Despite The Brand's TikTok Fame, Trader Joe's Is Struggling To Recover From The Pandemic

During the initial outbreak of the COVID-19 pandemic in 2020, between 12,000 to 15,000 retail stores in the U.S. closed while e-commerce sales soared substantially, CCIM points out. As pandemic restrictions eased and millions of people got vaccinated, many retailers have bounced back strongly, and core retail spending, though unevenly, has seen tremendous growth. Consumer spending, which constitutes over two-thirds of the U.S. economy, has remained stable from the beginning of the year until now. According to Colliers' Fall 2022 U.S. Retailer Report, the historic inflation brought on by supply chain shortages, the war in Ukraine, and an abundant labor market didn't deter U.S. shoppers from loosening their purse strings.

Some well-known retail businesses, nevertheless, don't appear to have yet profited from this broad increase in customer spending power. And that's what's taking place with Trader Joe's, a beloved retailer best known for its eclectic food selections sold under its own private label. Since its establishment in 1967, Trader Joe's has garnered a cult-like following for its affordable offerings and share-worthy recipes widely circulated on TikTok. Thanks to its narrow product lines, Trader Joe's enjoyed tremendous foot traffic success for many years. This strategy, known as the "paradox of choice," encourages clients to become more "option-aware" and increases their commitment to making purchases. Despite Trader Joe's popularity both offline and online, the company is having trouble getting back to its pre-pandemic foot traffic levels.
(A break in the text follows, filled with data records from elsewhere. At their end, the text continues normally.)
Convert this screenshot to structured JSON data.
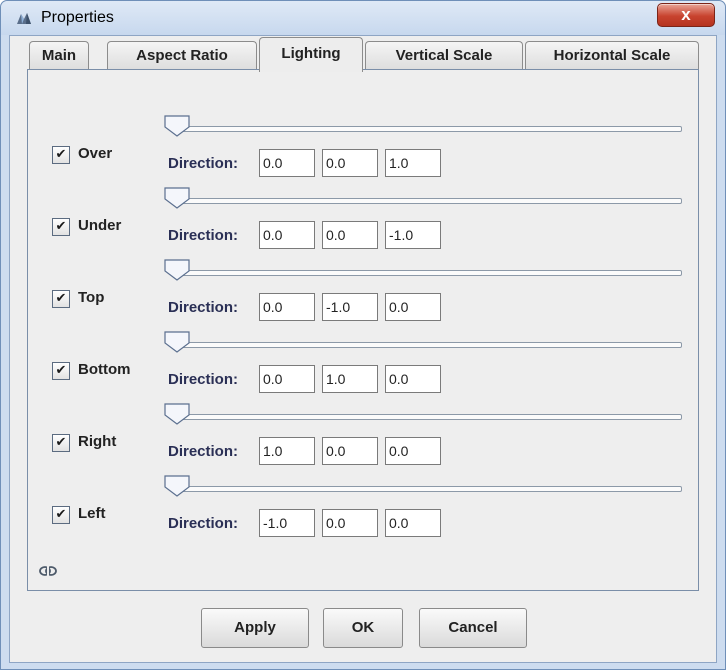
{
  "window": {
    "title": "Properties",
    "close_label": "x"
  },
  "tabs": [
    {
      "label": "Main"
    },
    {
      "label": "Aspect Ratio"
    },
    {
      "label": "Lighting",
      "active": true
    },
    {
      "label": "Vertical Scale"
    },
    {
      "label": "Horizontal Scale"
    }
  ],
  "lighting": {
    "direction_label": "Direction:",
    "rows": [
      {
        "label": "Over",
        "checked": true,
        "check_glyph": "✔",
        "direction": [
          "0.0",
          "0.0",
          "1.0"
        ],
        "slider_level": 0
      },
      {
        "label": "Under",
        "checked": true,
        "check_glyph": "✔",
        "direction": [
          "0.0",
          "0.0",
          "-1.0"
        ],
        "slider_level": 0
      },
      {
        "label": "Top",
        "checked": true,
        "check_glyph": "✔",
        "direction": [
          "0.0",
          "-1.0",
          "0.0"
        ],
        "slider_level": 0
      },
      {
        "label": "Bottom",
        "checked": true,
        "check_glyph": "✔",
        "direction": [
          "0.0",
          "1.0",
          "0.0"
        ],
        "slider_level": 0
      },
      {
        "label": "Right",
        "checked": true,
        "check_glyph": "✔",
        "direction": [
          "1.0",
          "0.0",
          "0.0"
        ],
        "slider_level": 0
      },
      {
        "label": "Left",
        "checked": true,
        "check_glyph": "✔",
        "direction": [
          "-1.0",
          "0.0",
          "0.0"
        ],
        "slider_level": 0
      }
    ],
    "link_icon": "link-icon"
  },
  "buttons": {
    "apply": "Apply",
    "ok": "OK",
    "cancel": "Cancel"
  },
  "colors": {
    "title_bar": "#c7d8ee",
    "close_button": "#c8432f",
    "panel_bg": "#eeeeee"
  }
}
Here's why.

After the pandemic, size matters for Trader Joe's

With average monthly foot traffic of between 75,000 and 85,000 unique visits, Trader Joe's did remarkably well before the COVID-19 pandemic, as seen in data collected by SafeGraph. Between January and March of 2020, the retailer received over 95,000 visitors a month. However, when the pandemic hit the U.S. in April 2020, traffic drastically decreased. Foot traffic at Trader Joe's began to gradually increase in 2021, averaging 65,000 visits each month. Throughout the first quarter of 2022, Trader Joe's appeared to be on course to reach pre-pandemic level of monthly foot traffic. Surprisingly, in May, foot traffic at the chain plummeted to about 55,000 visits, a significant decrease versus 2021. The number continued to decline in July, reaching roughly 45,000 visits. In August, Trader Joe's foot traffic was barely over 50,000 visits.

Trader Joe's post-pandemic decline in in-store traffic is triggered by a variety of reasons. And the most obvious one appears to be the size. The Patriot News estimates that the typical Trader Joe's store is between 8,000 and 15,000 square feet, which is about half the size of a typical grocery store. Although compactness might translate to better customer service, it can be a problem in times of global health crisis. To reduce transmission risks, the business must restrict the number of visitors at any given time, and customers are also less inclined to cram into a tight area. Per Interview Area, the retailer doesn't have self-checkout registers, which makes queue congestion a real pet peeve. Additionally, since Trader Joe's doesn't offer in-house delivery, customers are trapped between a rock and a hard place.

Trader Joe's has a high defection rate

Lack of convenience aside, Trader Joe's has always had real competition to worry about even before the pandemic. "I would imagine that many Trader Joe's consumers were once Whole Foods consumers who migrated due to pricing or convenience," Matt Sargent, senior vice president of retail at Magid, tells Food Navigator. According to a 2018 study by research firm Magid cited by Food Navigator, Trader Joe's is most at risk of losing customers to Whole Foods and Amazon. The data reveals that Trader Joe's shoppers spend more than three times as much at Whole Foods and Amazon as the market average. In line with this finding, a 2017 survey by the Thasos Group points out that Trader Joe's had the highest rate of customer defection, equivalent to 10%, to Whole Foods.

Make no mistakes: Trader Joe's can beat Whole Foods hands down when it comes to cheap organic produce. Convenience-wise, however, Whole Foods seems to go one better. Not only are most Whole Foods stores three times larger than Trader Joe's, but Whole Foods also offers free curbside pickup, which is not available at Trader Joe's. Whole Foods also offers delivery service through Amazon Prime and more options for customers looking for diversity. If Trader Joe's doesn't up the ante anytime soon, it might lose more customers to its biggest competitor. That said, if cheap and quality house-brand groceries and enjoyable customer services are your priority, Trader Joe's will always be the place to go.